Disclaimer: We do not purport to provide a complete listing here of potential Cinco de Mayo festivities around Santa Fe but, rather, a sampling to whet your appetite for celebrating in one fashion or another the annual Mexican holiday (here’s a few in Albuquerque as well). Cowgirl will have a special Cinco de Mayo menu (hello tacos and sangria), along with the music of Felix y Los Gatos; Matador celebrates both Cinco de Mayo and its 16th anniversary, and is one of SFR’s picks for the week. Fire & Hops hosts a Cinco de Mayo Tap Takedown with Ex Novo Brewing, food specials and limited cervezas. Tumbleroot Brewery and Distillery will have an evening of Latin rock with Smooth and special guest Richard Segovia. The Santa Fe Brewing Company hosts Cinco de Mayhem a Burlesque & Variety Show, featuring Zircus Erotique. And for a Cinco de Mayo event that does not involve alcohol, local Baile Folklórico nonprofit Los Niños de Santa Fe, a program dedicated to preserving traditional dances of Mexico, will perform at 5:15 pm and 6:15 pm at the Georgia O’Keefe Museum as part of the First Friday series, in which the museum (and other downtown museums and galleries) offer extended hours and free admission from 5 to 7 pm.

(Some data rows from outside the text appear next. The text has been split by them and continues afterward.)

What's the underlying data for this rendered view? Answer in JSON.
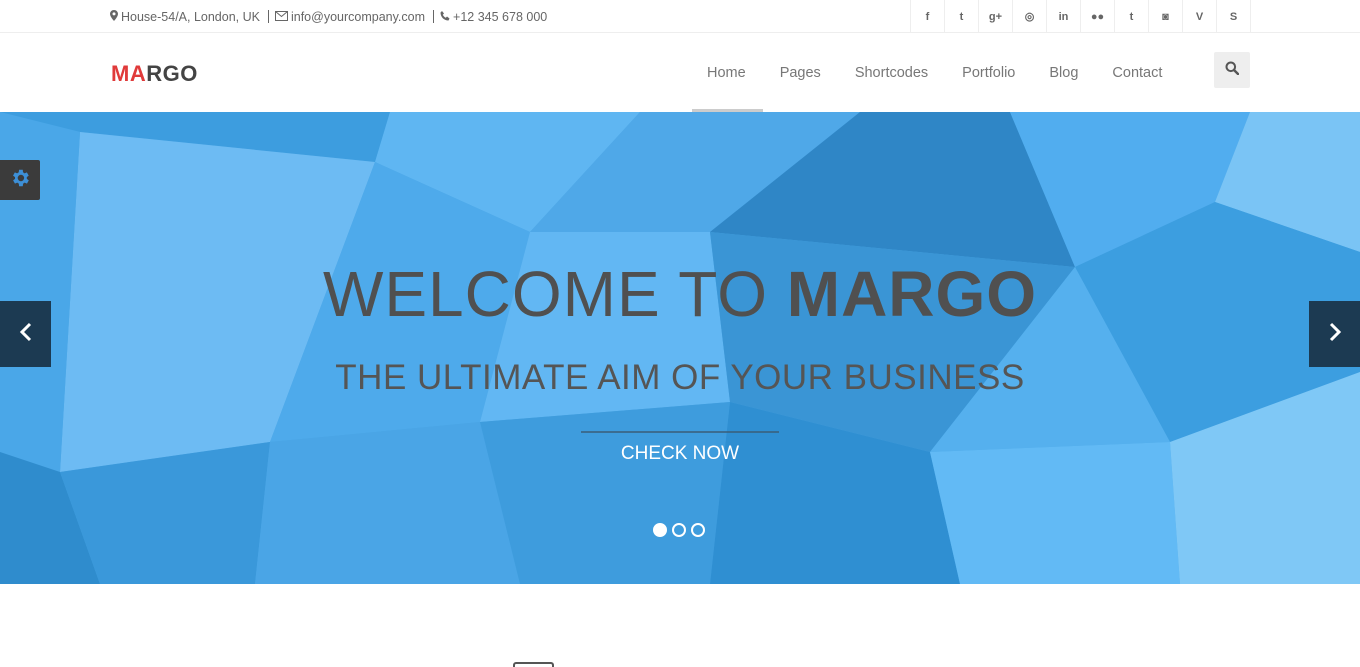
{
  "topbar": {
    "address": "House-54/A, London, UK",
    "email": "info@yourcompany.com",
    "phone": "+12 345 678 000",
    "socials": [
      {
        "icon": "facebook-icon",
        "glyph": "f"
      },
      {
        "icon": "twitter-icon",
        "glyph": "t"
      },
      {
        "icon": "google-plus-icon",
        "glyph": "g+"
      },
      {
        "icon": "dribbble-icon",
        "glyph": "◎"
      },
      {
        "icon": "linkedin-icon",
        "glyph": "in"
      },
      {
        "icon": "flickr-icon",
        "glyph": "●●"
      },
      {
        "icon": "tumblr-icon",
        "glyph": "t"
      },
      {
        "icon": "instagram-icon",
        "glyph": "◙"
      },
      {
        "icon": "vimeo-icon",
        "glyph": "V"
      },
      {
        "icon": "skype-icon",
        "glyph": "S"
      }
    ]
  },
  "header": {
    "logo_red": "MA",
    "logo_dark": "RGO",
    "nav": [
      "Home",
      "Pages",
      "Shortcodes",
      "Portfolio",
      "Blog",
      "Contact"
    ],
    "active_nav": "Home"
  },
  "hero": {
    "headline_light": "WELCOME TO ",
    "headline_bold": "MARGO",
    "subline": "THE ULTIMATE AIM OF YOUR BUSINESS",
    "cta": "CHECK NOW",
    "slides_total": 3,
    "slide_active": 1
  },
  "colors": {
    "brand_red": "#e03a3a",
    "hero_blue": "#4aa6e3",
    "arrow_bg": "#1c3a52"
  }
}
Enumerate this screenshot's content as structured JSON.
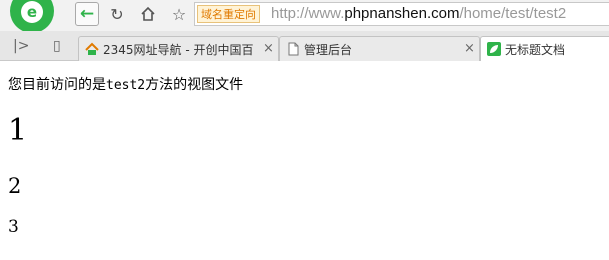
{
  "toolbar": {
    "logo_icon": "360-browser-logo-icon",
    "back_icon": "arrow-left-icon",
    "reload_icon": "reload-icon",
    "home_icon": "home-icon",
    "star_icon": "star-icon",
    "redirect_badge": "域名重定向",
    "url_scheme": "http://www.",
    "url_host": "phpnanshen.com",
    "url_path": "/home/test/test2"
  },
  "tabs": [
    {
      "title": "2345网址导航 - 开创中国百",
      "icon": "2345-favicon",
      "active": false
    },
    {
      "title": "管理后台",
      "icon": "page-icon",
      "active": false
    },
    {
      "title": "无标题文档",
      "icon": "leaf-favicon",
      "active": true
    }
  ],
  "page": {
    "intro_prefix": "您目前访问的是",
    "intro_code": "test2",
    "intro_suffix": "方法的视图文件",
    "heading1": "1",
    "heading2": "2",
    "heading3": "3"
  },
  "colors": {
    "accent_green": "#2fb34a",
    "redirect_orange": "#e07a00"
  }
}
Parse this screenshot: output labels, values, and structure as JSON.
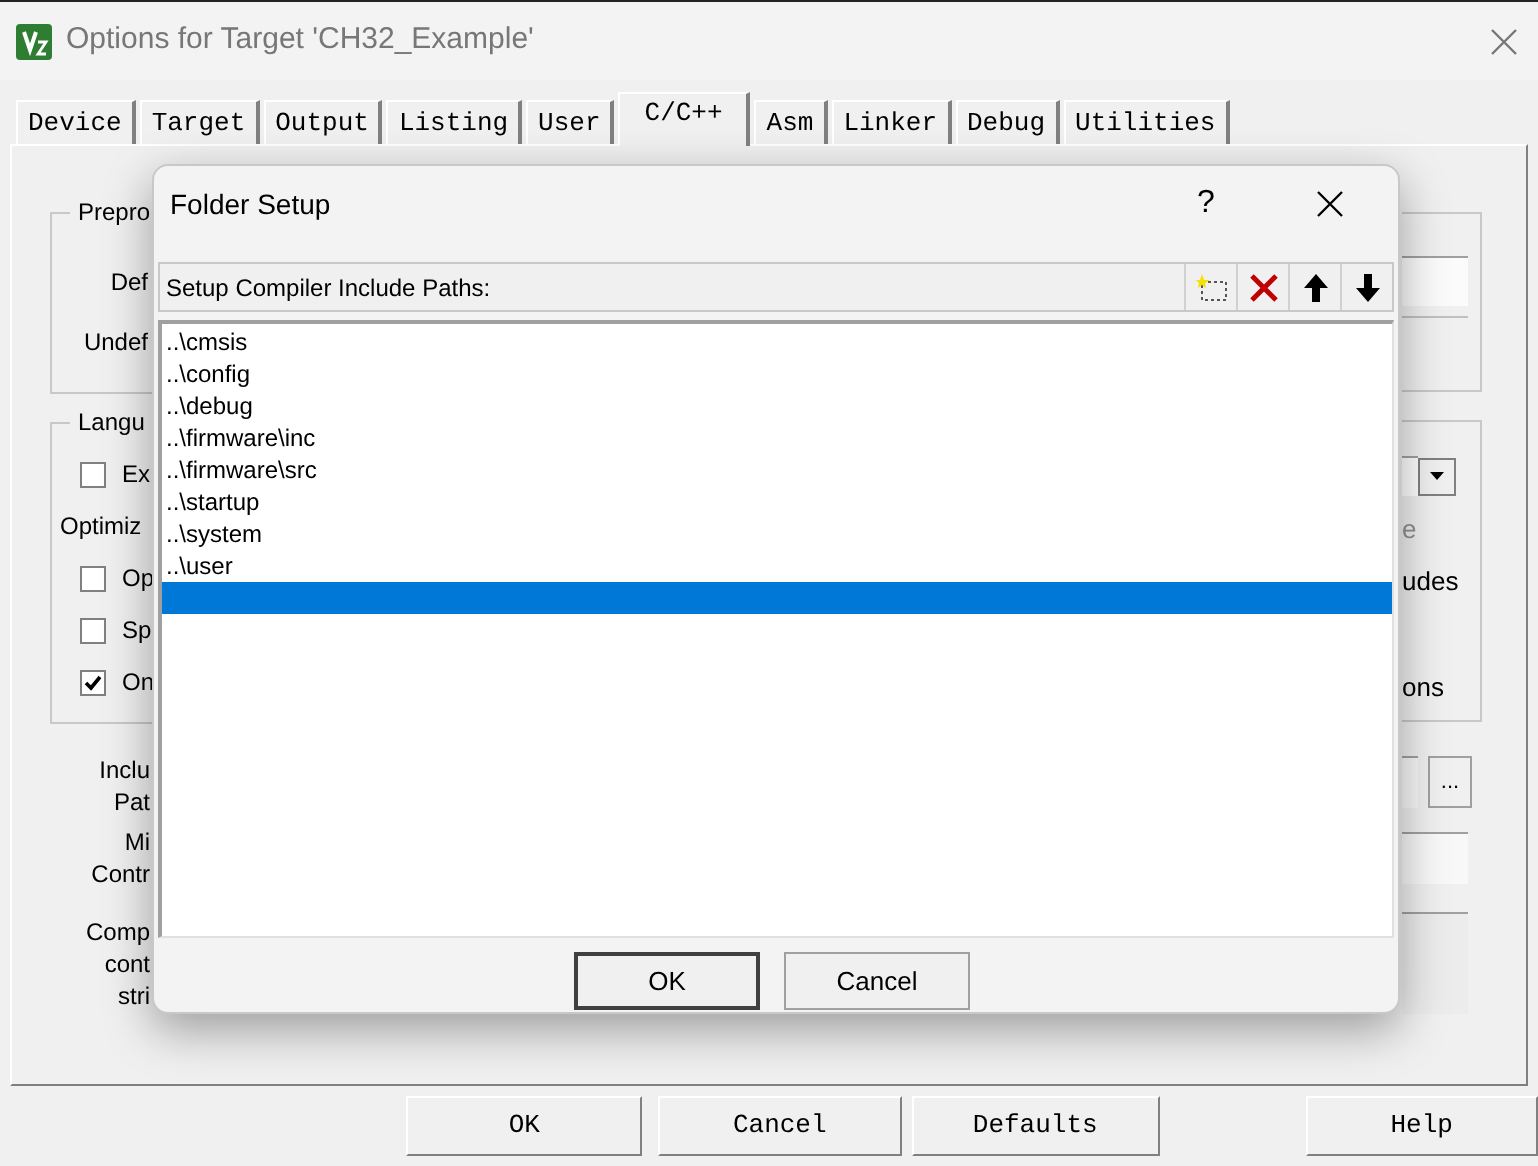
{
  "window": {
    "title": "Options for Target 'CH32_Example'"
  },
  "tabs": [
    {
      "label": "Device",
      "selected": false
    },
    {
      "label": "Target",
      "selected": false
    },
    {
      "label": "Output",
      "selected": false
    },
    {
      "label": "Listing",
      "selected": false
    },
    {
      "label": "User",
      "selected": false
    },
    {
      "label": "C/C++",
      "selected": true
    },
    {
      "label": "Asm",
      "selected": false
    },
    {
      "label": "Linker",
      "selected": false
    },
    {
      "label": "Debug",
      "selected": false
    },
    {
      "label": "Utilities",
      "selected": false
    }
  ],
  "left_column": {
    "preprocessor_group": {
      "legend": "Prepro",
      "labels": [
        "Def",
        "Undef"
      ]
    },
    "language_group": {
      "legend": "Langu",
      "rows": [
        {
          "kind": "checkbox",
          "label": "Ex",
          "checked": false
        },
        {
          "kind": "label",
          "label": "Optimiz"
        },
        {
          "kind": "checkbox",
          "label": "Op",
          "checked": false
        },
        {
          "kind": "checkbox",
          "label": "Sp",
          "checked": false
        },
        {
          "kind": "checkbox",
          "label": "On",
          "checked": true
        }
      ]
    },
    "field_labels": [
      [
        "Inclu",
        "Pat"
      ],
      [
        "Mi",
        "Contr"
      ],
      [
        "Comp",
        "cont",
        "stri"
      ]
    ]
  },
  "right_column": {
    "language_texts": [
      {
        "text": "e",
        "disabled": true
      },
      {
        "text": "udes",
        "disabled": false
      },
      {
        "text": "ons",
        "disabled": false
      }
    ],
    "browse_button": "..."
  },
  "folder_setup": {
    "title": "Folder Setup",
    "help": "?",
    "header_label": "Setup Compiler Include Paths:",
    "paths": [
      {
        "text": "..\\cmsis",
        "selected": false
      },
      {
        "text": "..\\config",
        "selected": false
      },
      {
        "text": "..\\debug",
        "selected": false
      },
      {
        "text": "..\\firmware\\inc",
        "selected": false
      },
      {
        "text": "..\\firmware\\src",
        "selected": false
      },
      {
        "text": "..\\startup",
        "selected": false
      },
      {
        "text": "..\\system",
        "selected": false
      },
      {
        "text": "..\\user",
        "selected": false
      }
    ],
    "new_entry": {
      "selected": true
    },
    "buttons": [
      "OK",
      "Cancel"
    ]
  },
  "buttons": [
    "OK",
    "Cancel",
    "Defaults",
    "Help"
  ]
}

“Dear Douglas Adams: Ever since I read your very funny science-fiction novel, The Hitchhiker’s Guide to the Galaxy, and all its sequels (I especially like So Long, and Thanks for All the Fish, by the way), I have been pondering the meaning of the universe. At the most inconvenient times, like during my English midterms, I find myself wondering, ‘Is 42 really the answer to everything, or is Mr. Adams’ fictional computer Deep Thought mistaken?’” So begins Santa Fe seventh-grader Adele Kaltenbach’s award-winning letter to Adams, recently named the Level 2 (for grades 7-8) winner in the 2023 New Mexico Letters About Literature competition, in which students grades 4-12 write to their favorite authors to explain “how the book changed or shaped their perspective on themselves or the world.” Level 1 (grades 4-6) winner Amber Yoder, a fifth grade student in Albuquerque, wrote to Raina Telgemeier about her award-winning autobiographical graphic novel Smile about her dental and social challenges. Greta Martin, a tenth grade student in Tijeras, the Level III champion (9-12 grade) wrote to Elle McNicoll about her book A Kind of Spark, in which an autistic 11-year-old named Addie “campaigns for a memorial in memory of the witch trials that took place in her Scottish hometown.” According to a news release from the State Library announcing the winners, 183 New Mexico students entered the competition; a panel of judges—librarians, authors and book professionals from across the state—helped select the winners. Read all the winning letters and watch the students read them here.
Red flag warning
The National Weather Service has issued a red flag warning for today, and forecasts sunny skies with a high temperature of 69 degrees, and breezy, with a north wind 5 to 10 mph becoming southwest 15 to 25 sometime this morning. Both Saturday and Sunday will be in the high 60s to low 70s with winds 10 to 20 mph; NWS has issued fire weather watch warnings for both days.